In the US market, CMBS is currently being applied in buyout deals. Bain Capital Partners, KKR and Vornado Realty Trust are structuring a CMBS transaction to help finance their massive US$6.6bn LBO of retailer Toys R Us, and Blackstone is taking a similar approach in its US$3.24bn purchase of Wyndham Hotels. There are also rumblings that Texas Pacific and Warburg Pincus could follow a similar path to help fund their US$5.1bn LBO of upscale retailer Neiman Marcus.
In these cases, the CMBS market would probably supplement leveraged loan and high-yield bond packages. Securitisation would allow the sponsors to use their targets’ vast real estate holdings as collateral to access this cheaper money, though such a strategy is employable in only a limited number of cases.
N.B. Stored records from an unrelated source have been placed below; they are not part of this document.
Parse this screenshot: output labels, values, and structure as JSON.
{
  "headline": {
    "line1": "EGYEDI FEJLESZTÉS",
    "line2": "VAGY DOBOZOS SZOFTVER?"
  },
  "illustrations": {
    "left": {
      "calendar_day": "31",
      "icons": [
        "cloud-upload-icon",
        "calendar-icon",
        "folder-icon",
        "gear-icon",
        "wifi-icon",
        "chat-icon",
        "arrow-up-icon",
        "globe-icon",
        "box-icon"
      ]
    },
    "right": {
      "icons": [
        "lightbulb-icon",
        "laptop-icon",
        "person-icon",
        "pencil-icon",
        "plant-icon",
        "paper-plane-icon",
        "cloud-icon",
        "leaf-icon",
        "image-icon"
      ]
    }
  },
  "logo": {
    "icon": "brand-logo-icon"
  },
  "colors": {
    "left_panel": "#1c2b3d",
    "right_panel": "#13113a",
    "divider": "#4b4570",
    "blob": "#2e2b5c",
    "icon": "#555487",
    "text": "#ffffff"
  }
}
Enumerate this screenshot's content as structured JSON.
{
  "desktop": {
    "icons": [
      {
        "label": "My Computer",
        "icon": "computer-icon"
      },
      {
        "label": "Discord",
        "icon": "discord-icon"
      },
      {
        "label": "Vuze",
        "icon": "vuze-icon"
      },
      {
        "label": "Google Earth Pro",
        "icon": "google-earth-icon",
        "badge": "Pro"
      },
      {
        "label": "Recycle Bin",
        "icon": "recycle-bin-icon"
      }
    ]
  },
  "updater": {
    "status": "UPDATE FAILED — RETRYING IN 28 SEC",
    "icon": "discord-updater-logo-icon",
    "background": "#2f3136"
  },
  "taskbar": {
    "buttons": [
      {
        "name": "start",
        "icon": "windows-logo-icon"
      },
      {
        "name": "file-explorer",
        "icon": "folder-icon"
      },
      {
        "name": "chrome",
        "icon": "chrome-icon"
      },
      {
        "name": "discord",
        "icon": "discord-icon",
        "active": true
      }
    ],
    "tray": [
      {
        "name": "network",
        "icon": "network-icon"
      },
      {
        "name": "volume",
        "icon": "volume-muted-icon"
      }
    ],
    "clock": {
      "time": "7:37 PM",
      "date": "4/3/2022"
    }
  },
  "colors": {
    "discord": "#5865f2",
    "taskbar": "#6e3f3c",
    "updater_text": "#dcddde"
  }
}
Last year, Cerberus Capital Management and Sun Capital Partners sold CMBS to help finance their purchase of the Mervyn’s department store chain from Target. It is believed to be one of the first times that significant CMBS financing was used to back an LBO.
Selling CMBS is a particularly welcome alternative at this point relative to the US high-yield bond market, which is unsteady and might struggle to absorb an extremely large deal. In contrast, CMBS technicals are very favourable for issuers, with spreads tightening and appetite for new deals robust. A banker familiar with the deal said Toys R Us was working on a circa US$850m CMBS offering backed by the retailer’s real estate assets.
Banc of America and Deutsche Bank are expected to lead the transaction. “Toys would be overcapitalised in the bank market if it had tapped for the full amount,” said one banker away from the deal. “It simply didn’t want to push capacity; besides, they can finance in the CMBS market and get a cheaper deal.”
The precise nature of the Toys R Us financing package is still to be determined, but one piece will be a US$2bn asset-based loan that Banc of America and Deutsche Bank launched last week at 175bp over Libor.
While Land Securities’ project was an evolutionary step for the debt capital markets in Europe, the transaction was offered
only to existing investors; the challenge of recruiting new investors to a similar structured corporate financing replete with common terms agreement and tiered covenant package has yet to be faced.
“There are no new investors in this transaction,” said one observer. “Existing bondholders are very familiar with Land Securities, its assets, its management and its business plan. It would have been very time-consuming to explain a new company and a new structure like this.”